Problem to solve:
Copy each line of the entries below that contains the string "this".

Website and app data records:

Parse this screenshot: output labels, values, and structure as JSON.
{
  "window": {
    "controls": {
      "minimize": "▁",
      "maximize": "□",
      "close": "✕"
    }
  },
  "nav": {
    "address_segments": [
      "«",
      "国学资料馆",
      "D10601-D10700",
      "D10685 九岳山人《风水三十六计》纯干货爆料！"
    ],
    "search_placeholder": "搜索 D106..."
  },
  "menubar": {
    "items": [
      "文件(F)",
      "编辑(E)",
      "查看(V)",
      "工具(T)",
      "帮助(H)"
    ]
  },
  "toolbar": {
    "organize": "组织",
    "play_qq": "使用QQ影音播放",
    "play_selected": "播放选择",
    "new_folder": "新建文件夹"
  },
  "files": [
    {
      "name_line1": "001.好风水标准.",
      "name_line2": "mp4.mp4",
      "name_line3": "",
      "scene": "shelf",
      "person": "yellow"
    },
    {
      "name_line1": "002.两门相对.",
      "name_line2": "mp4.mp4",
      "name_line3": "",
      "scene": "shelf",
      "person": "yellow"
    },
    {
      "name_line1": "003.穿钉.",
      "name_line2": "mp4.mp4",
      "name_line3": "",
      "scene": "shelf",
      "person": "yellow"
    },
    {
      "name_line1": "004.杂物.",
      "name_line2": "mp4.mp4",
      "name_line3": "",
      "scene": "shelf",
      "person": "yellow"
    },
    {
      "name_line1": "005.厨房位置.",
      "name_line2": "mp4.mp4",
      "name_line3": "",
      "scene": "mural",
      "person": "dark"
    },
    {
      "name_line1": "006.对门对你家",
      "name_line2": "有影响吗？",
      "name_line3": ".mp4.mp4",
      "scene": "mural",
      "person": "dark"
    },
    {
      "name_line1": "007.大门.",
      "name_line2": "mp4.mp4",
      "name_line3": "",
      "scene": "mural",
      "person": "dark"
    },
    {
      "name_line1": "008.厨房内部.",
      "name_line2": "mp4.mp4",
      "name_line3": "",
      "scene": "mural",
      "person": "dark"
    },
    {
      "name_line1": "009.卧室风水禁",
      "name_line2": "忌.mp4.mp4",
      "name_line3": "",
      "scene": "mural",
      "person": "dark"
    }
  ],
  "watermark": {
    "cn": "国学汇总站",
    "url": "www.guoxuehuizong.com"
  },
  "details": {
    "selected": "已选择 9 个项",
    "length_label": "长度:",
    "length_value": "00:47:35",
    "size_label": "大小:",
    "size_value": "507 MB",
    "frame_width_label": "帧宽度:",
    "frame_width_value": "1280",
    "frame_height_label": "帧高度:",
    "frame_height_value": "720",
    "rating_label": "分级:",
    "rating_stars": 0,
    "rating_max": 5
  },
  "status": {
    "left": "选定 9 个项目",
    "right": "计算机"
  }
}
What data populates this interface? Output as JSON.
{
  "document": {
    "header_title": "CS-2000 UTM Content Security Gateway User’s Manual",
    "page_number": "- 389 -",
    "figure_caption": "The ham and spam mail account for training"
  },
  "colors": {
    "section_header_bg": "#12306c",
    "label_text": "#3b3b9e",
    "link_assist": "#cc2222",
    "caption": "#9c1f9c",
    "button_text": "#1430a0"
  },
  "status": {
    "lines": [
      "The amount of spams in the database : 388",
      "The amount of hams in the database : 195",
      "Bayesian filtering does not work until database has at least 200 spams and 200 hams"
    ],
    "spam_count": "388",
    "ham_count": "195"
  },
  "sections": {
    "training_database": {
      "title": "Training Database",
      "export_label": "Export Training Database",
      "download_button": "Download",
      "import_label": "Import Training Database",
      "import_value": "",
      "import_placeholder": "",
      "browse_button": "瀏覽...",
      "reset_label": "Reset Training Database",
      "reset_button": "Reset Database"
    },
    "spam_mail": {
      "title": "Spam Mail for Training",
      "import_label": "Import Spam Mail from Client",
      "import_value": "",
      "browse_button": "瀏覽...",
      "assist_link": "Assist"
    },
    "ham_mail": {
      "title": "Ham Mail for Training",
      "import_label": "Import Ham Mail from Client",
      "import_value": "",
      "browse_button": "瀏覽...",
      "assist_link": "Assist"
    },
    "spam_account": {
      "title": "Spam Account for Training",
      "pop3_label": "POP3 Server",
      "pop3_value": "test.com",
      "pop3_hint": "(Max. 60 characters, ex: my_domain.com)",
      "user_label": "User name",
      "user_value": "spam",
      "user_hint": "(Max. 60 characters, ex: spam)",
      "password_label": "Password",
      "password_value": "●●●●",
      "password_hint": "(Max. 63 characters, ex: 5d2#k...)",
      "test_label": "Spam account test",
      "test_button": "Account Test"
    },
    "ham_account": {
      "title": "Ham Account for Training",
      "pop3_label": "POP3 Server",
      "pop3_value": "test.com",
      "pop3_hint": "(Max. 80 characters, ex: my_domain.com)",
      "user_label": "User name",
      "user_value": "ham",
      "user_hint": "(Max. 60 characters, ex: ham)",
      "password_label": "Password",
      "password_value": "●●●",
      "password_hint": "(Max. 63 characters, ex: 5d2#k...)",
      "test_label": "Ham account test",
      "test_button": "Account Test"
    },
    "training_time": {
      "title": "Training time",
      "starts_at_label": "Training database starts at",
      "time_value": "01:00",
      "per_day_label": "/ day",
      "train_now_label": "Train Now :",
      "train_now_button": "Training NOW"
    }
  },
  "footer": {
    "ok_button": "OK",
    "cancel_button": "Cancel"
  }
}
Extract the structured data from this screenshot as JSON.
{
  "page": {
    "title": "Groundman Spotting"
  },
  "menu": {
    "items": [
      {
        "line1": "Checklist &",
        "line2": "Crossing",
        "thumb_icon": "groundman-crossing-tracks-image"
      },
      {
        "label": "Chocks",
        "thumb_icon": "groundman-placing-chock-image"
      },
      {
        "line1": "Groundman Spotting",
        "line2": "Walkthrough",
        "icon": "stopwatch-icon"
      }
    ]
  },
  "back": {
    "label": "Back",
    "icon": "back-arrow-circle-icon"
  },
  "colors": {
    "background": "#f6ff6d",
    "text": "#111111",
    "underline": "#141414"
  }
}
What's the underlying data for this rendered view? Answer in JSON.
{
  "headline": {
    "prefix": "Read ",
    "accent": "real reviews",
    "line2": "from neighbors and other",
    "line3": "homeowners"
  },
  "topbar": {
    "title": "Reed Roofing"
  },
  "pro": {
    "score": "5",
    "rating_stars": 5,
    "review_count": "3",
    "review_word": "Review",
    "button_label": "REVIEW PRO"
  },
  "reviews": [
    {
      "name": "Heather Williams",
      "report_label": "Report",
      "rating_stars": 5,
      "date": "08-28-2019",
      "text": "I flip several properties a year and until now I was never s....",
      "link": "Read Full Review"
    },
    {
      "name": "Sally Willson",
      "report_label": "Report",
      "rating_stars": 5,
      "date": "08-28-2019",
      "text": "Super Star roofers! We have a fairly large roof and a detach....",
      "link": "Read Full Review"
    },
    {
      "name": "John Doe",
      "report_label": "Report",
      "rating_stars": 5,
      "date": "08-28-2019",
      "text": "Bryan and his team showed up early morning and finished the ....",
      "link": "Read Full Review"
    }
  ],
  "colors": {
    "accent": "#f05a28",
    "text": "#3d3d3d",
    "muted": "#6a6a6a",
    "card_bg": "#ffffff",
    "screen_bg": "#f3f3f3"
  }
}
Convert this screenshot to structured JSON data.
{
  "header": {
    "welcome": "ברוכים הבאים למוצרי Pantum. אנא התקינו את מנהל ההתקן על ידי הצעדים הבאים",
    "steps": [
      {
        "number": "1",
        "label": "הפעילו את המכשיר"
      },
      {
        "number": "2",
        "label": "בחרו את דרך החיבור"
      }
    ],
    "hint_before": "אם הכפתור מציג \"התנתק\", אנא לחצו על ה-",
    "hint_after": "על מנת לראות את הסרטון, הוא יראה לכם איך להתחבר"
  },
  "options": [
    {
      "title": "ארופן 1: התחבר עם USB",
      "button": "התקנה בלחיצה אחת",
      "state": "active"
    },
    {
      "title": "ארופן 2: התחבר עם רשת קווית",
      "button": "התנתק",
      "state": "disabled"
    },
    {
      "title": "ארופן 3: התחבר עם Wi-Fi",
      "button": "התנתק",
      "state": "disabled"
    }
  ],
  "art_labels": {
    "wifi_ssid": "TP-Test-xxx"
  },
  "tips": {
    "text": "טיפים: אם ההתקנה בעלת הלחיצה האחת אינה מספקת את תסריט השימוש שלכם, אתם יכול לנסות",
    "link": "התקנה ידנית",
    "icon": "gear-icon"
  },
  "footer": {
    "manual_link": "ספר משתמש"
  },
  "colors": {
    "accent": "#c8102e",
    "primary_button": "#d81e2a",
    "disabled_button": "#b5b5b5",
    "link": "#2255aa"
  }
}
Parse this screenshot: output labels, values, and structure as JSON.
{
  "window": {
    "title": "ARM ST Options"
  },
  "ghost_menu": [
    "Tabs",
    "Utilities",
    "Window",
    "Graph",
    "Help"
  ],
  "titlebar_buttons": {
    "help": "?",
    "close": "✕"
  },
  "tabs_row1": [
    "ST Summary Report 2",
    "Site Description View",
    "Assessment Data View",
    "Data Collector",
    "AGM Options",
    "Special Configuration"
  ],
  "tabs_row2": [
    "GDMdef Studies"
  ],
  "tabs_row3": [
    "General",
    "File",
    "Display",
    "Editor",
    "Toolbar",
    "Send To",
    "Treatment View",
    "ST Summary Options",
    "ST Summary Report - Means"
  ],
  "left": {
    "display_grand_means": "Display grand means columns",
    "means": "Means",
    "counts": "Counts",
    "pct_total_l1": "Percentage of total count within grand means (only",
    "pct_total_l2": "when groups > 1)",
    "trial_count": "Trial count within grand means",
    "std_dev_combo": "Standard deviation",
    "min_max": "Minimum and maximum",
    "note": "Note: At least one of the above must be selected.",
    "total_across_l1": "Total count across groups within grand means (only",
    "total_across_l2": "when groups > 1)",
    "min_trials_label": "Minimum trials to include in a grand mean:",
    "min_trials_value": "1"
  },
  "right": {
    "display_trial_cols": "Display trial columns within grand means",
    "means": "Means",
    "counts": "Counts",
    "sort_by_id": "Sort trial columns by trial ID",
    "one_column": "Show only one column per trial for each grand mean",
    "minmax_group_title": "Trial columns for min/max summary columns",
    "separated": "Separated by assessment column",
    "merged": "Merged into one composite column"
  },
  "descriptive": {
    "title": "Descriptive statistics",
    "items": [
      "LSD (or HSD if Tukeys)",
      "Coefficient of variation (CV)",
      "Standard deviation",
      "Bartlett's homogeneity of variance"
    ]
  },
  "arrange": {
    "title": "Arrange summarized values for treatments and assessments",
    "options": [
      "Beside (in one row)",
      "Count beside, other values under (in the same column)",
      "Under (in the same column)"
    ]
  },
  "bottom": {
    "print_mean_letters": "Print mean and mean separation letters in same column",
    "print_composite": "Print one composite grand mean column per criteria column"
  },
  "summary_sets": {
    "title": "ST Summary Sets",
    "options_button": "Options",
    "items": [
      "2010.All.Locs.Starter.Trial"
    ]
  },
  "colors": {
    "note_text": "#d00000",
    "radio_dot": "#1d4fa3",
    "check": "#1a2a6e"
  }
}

Task response:
Parse this screenshot: output labels, values, and structure as JSON.
What data populates this interface? Output as JSON.
Extract the structured data from this screenshot as JSON.
What's the underlying data for this rendered view? Answer in JSON.
Convert this screenshot to structured JSON data.
Parse this screenshot: output labels, values, and structure as JSON.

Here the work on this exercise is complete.